WORK TO BE COMPLETED.
Which lines in the records below contain the word "this"? Copy each one out.

Website and app data records
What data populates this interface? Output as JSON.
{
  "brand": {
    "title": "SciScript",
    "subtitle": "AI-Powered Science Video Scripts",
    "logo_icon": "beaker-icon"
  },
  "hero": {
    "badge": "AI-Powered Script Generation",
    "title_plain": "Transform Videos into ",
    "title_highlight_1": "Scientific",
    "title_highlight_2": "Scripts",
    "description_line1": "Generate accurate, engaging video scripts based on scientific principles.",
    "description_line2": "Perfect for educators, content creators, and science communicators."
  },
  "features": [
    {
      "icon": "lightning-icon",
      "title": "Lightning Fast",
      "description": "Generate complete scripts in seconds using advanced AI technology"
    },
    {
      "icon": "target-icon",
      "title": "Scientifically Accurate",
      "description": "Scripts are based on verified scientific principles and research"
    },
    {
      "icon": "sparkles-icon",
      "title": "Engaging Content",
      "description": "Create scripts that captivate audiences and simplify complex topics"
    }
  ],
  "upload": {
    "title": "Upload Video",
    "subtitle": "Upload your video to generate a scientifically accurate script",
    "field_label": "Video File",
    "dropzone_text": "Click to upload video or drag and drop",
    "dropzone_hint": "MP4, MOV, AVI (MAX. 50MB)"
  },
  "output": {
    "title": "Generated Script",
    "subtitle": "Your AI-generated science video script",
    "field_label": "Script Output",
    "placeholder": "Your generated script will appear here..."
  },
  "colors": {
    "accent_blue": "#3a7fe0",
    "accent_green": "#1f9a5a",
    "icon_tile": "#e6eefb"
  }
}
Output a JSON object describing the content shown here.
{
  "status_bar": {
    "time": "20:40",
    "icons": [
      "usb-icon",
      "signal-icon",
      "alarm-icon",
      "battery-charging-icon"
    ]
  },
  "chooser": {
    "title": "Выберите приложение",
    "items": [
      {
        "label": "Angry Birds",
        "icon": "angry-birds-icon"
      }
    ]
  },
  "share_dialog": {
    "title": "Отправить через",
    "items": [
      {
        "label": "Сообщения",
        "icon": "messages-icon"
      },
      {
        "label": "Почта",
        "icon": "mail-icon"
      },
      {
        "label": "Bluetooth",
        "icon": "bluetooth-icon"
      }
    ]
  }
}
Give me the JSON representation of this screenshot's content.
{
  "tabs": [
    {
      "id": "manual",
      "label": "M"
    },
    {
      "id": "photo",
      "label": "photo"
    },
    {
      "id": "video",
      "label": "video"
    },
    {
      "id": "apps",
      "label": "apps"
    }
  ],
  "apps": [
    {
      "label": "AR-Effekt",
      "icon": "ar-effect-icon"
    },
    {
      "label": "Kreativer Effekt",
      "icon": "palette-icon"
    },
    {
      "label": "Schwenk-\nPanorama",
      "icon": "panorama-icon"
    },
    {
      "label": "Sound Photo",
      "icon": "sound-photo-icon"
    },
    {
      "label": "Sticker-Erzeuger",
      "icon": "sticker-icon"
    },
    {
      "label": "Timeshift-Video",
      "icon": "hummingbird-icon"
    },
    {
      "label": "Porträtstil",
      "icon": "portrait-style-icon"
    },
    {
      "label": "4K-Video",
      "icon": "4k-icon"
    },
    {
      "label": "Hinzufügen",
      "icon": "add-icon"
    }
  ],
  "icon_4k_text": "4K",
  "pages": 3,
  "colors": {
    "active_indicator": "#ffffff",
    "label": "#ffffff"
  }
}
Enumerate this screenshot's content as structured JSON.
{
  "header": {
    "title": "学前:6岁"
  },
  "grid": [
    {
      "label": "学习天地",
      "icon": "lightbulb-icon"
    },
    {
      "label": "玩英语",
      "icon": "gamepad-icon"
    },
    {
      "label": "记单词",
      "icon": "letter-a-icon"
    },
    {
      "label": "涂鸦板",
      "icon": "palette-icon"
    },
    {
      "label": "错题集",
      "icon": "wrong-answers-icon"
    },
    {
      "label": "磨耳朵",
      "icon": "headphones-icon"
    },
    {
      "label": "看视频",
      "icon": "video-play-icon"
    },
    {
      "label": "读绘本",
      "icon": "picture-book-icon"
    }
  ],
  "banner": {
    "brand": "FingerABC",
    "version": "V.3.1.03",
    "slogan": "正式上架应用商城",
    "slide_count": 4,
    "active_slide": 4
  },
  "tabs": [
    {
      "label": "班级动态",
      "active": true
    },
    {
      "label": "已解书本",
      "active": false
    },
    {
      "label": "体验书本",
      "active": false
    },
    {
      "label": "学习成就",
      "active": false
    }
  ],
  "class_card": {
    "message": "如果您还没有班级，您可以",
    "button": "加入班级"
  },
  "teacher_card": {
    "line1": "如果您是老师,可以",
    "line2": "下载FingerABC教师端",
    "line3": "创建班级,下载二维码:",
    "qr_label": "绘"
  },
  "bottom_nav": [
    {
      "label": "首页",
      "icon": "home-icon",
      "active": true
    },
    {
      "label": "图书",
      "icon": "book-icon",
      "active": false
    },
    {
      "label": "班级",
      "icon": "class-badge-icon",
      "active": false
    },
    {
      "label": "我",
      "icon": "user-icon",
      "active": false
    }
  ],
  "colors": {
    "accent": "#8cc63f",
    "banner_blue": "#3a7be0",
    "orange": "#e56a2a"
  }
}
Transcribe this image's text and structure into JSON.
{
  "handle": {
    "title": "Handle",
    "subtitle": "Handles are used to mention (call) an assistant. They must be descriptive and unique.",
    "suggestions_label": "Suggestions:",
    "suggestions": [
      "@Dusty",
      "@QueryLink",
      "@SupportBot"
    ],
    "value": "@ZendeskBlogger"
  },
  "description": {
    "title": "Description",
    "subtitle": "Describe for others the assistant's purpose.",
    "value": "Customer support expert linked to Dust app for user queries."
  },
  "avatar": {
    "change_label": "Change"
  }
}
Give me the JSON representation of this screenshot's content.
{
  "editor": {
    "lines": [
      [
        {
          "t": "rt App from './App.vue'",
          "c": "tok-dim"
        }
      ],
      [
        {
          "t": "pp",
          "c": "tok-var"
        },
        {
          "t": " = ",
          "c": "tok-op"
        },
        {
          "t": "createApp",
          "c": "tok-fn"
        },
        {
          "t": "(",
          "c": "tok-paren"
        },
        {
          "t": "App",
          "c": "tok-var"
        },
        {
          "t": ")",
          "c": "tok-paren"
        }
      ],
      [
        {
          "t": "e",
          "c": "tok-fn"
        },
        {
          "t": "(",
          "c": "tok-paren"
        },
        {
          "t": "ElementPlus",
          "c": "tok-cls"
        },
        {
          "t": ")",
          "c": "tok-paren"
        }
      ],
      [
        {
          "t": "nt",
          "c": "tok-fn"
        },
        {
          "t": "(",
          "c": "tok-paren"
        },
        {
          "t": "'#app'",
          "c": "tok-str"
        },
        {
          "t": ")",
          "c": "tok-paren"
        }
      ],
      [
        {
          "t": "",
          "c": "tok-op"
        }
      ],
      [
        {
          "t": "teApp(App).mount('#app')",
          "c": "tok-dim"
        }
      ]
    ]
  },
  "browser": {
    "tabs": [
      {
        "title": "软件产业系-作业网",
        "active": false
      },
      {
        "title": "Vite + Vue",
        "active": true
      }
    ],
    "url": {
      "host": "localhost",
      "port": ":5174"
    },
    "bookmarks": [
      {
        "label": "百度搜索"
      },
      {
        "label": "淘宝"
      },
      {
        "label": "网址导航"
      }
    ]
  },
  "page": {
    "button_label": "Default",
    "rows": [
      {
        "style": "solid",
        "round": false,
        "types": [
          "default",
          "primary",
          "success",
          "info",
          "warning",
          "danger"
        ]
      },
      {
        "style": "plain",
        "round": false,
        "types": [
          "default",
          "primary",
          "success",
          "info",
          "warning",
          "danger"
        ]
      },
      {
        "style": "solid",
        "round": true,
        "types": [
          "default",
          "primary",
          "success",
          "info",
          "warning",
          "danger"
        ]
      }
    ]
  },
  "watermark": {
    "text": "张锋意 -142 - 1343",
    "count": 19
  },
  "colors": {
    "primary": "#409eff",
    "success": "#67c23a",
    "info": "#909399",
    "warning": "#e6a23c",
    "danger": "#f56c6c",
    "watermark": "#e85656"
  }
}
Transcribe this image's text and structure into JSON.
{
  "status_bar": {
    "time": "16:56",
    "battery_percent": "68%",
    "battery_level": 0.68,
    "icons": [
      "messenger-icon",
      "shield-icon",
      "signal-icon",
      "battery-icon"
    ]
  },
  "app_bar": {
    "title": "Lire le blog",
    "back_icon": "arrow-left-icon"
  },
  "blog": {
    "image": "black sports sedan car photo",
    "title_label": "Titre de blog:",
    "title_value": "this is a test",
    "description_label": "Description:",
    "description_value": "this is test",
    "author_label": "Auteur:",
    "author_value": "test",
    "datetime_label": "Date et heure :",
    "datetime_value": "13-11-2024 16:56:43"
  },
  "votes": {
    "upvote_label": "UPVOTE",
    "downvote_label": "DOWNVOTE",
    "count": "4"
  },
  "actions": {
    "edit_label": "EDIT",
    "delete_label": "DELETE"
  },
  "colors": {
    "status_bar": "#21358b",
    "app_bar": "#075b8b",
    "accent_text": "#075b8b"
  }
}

RESPONSE TO THE TASK.
What data populates this interface? Output as JSON.
Give me the JSON representation of this screenshot's content.
Enumerate this screenshot's content as structured JSON.
Transcribe this image's text and structure into JSON.
Give me the JSON representation of this screenshot's content.
Transcribe this image's text and structure into JSON.
    "title_value": "this is a test",
    "description_value": "this is test",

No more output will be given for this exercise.